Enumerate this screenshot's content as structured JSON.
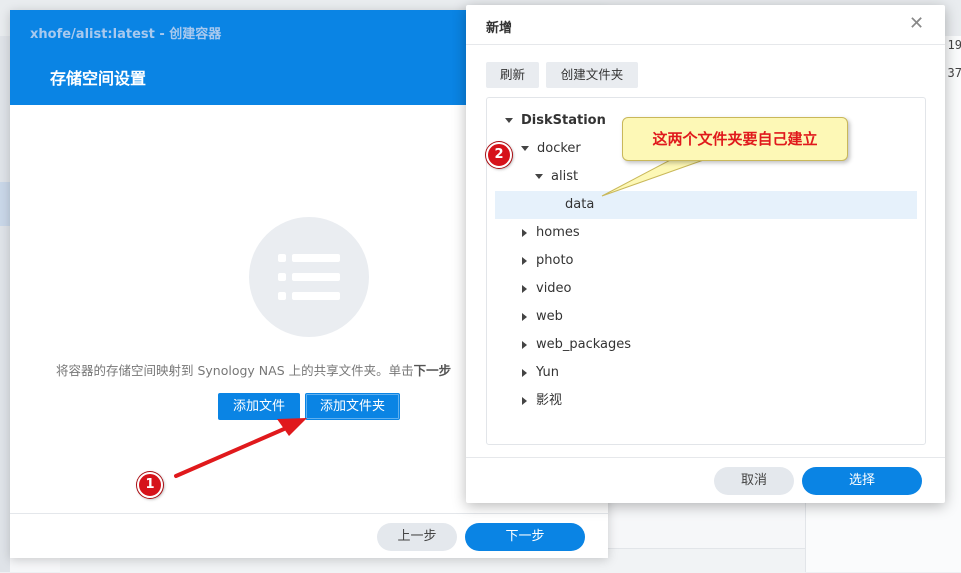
{
  "background": {
    "right_numbers": [
      ":19",
      ":37"
    ]
  },
  "wizard": {
    "title": "xhofe/alist:latest - 创建容器",
    "heading": "存储空间设置",
    "description_prefix": "将容器的存储空间映射到 Synology NAS 上的共享文件夹。单击",
    "description_bold": "下一步",
    "add_file_button": "添加文件",
    "add_folder_button": "添加文件夹",
    "prev_button": "上一步",
    "next_button": "下一步"
  },
  "dialog": {
    "title": "新增",
    "close_glyph": "✕",
    "refresh_button": "刷新",
    "create_folder_button": "创建文件夹",
    "tree": {
      "root": "DiskStation",
      "docker": "docker",
      "alist": "alist",
      "data": "data",
      "siblings": [
        "homes",
        "photo",
        "video",
        "web",
        "web_packages",
        "Yun",
        "影视"
      ]
    },
    "cancel_button": "取消",
    "select_button": "选择"
  },
  "annotations": {
    "callout": "这两个文件夹要自己建立",
    "badge_1": "1",
    "badge_2": "2",
    "arrow_color": "#e0191c"
  }
}
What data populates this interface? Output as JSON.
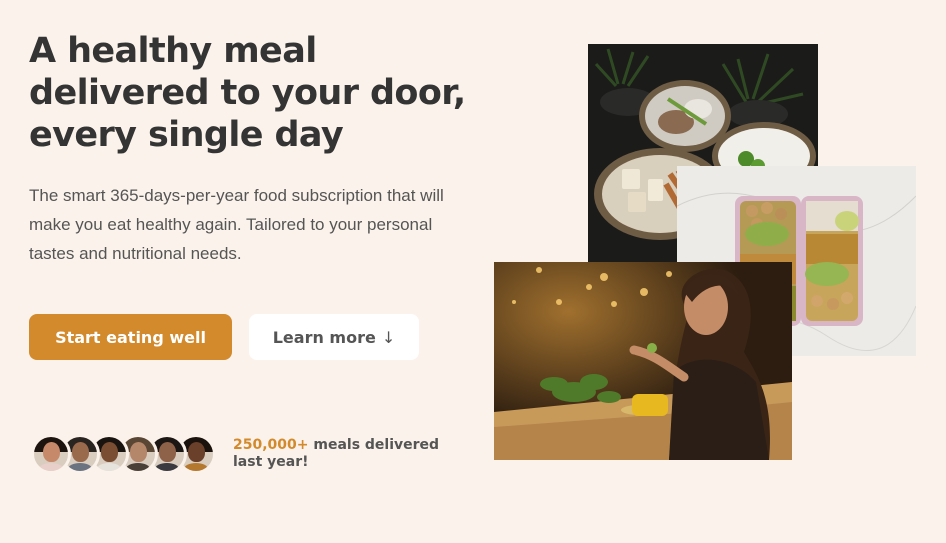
{
  "hero": {
    "headline": "A healthy meal delivered to your door, every single day",
    "description": "The smart 365-days-per-year food subscription that will make you eat healthy again. Tailored to your personal tastes and nutritional needs."
  },
  "ctas": {
    "primary_label": "Start eating well",
    "secondary_label": "Learn more",
    "secondary_arrow": "↓"
  },
  "social_proof": {
    "count": "250,000+",
    "text": " meals delivered last year!",
    "avatars": [
      {
        "name": "customer-1",
        "skin": "#c68a6a",
        "hair": "#1e140f",
        "shirt": "#e8cfc9"
      },
      {
        "name": "customer-2",
        "skin": "#9a6a4c",
        "hair": "#2a2420",
        "shirt": "#6b7381"
      },
      {
        "name": "customer-3",
        "skin": "#7a4e33",
        "hair": "#1a1410",
        "shirt": "#e6e2dc"
      },
      {
        "name": "customer-4",
        "skin": "#b5876a",
        "hair": "#5a4634",
        "shirt": "#4b4038"
      },
      {
        "name": "customer-5",
        "skin": "#8e6249",
        "hair": "#1c1714",
        "shirt": "#3a3a40"
      },
      {
        "name": "customer-6",
        "skin": "#6a402a",
        "hair": "#1b120d",
        "shirt": "#b5782f"
      }
    ]
  },
  "colors": {
    "background": "#fbf3eb",
    "accent": "#d28a2c",
    "heading": "#343434"
  }
}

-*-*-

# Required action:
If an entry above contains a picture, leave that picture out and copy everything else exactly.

# Exercise result:
Enumerate this screenshot's content as structured JSON.
{
  "background": {
    "right_numbers": [
      ":19",
      ":37"
    ]
  },
  "wizard": {
    "title": "xhofe/alist:latest - 创建容器",
    "heading": "存储空间设置",
    "description_prefix": "将容器的存储空间映射到 Synology NAS 上的共享文件夹。单击",
    "description_bold": "下一步",
    "add_file_button": "添加文件",
    "add_folder_button": "添加文件夹",
    "prev_button": "上一步",
    "next_button": "下一步"
  },
  "dialog": {
    "title": "新增",
    "close_glyph": "✕",
    "refresh_button": "刷新",
    "create_folder_button": "创建文件夹",
    "tree": {
      "root": "DiskStation",
      "docker": "docker",
      "alist": "alist",
      "data": "data",
      "siblings": [
        "homes",
        "photo",
        "video",
        "web",
        "web_packages",
        "Yun",
        "影视"
      ]
    },
    "cancel_button": "取消",
    "select_button": "选择"
  },
  "annotations": {
    "callout": "这两个文件夹要自己建立",
    "badge_1": "1",
    "badge_2": "2",
    "arrow_color": "#e0191c"
  }
}
What data populates this interface? Output as JSON.
{
  "hero": {
    "headline": "A healthy meal delivered to your door, every single day",
    "description": "The smart 365-days-per-year food subscription that will make you eat healthy again. Tailored to your personal tastes and nutritional needs."
  },
  "ctas": {
    "primary_label": "Start eating well",
    "secondary_label": "Learn more",
    "secondary_arrow": "↓"
  },
  "social_proof": {
    "count": "250,000+",
    "text": " meals delivered last year!",
    "avatars": [
      {
        "name": "customer-1",
        "skin": "#c68a6a",
        "hair": "#1e140f",
        "shirt": "#e8cfc9"
      },
      {
        "name": "customer-2",
        "skin": "#9a6a4c",
        "hair": "#2a2420",
        "shirt": "#6b7381"
      },
      {
        "name": "customer-3",
        "skin": "#7a4e33",
        "hair": "#1a1410",
        "shirt": "#e6e2dc"
      },
      {
        "name": "customer-4",
        "skin": "#b5876a",
        "hair": "#5a4634",
        "shirt": "#4b4038"
      },
      {
        "name": "customer-5",
        "skin": "#8e6249",
        "hair": "#1c1714",
        "shirt": "#3a3a40"
      },
      {
        "name": "customer-6",
        "skin": "#6a402a",
        "hair": "#1b120d",
        "shirt": "#b5782f"
      }
    ]
  },
  "colors": {
    "background": "#fbf3eb",
    "accent": "#d28a2c",
    "heading": "#343434"
  }
}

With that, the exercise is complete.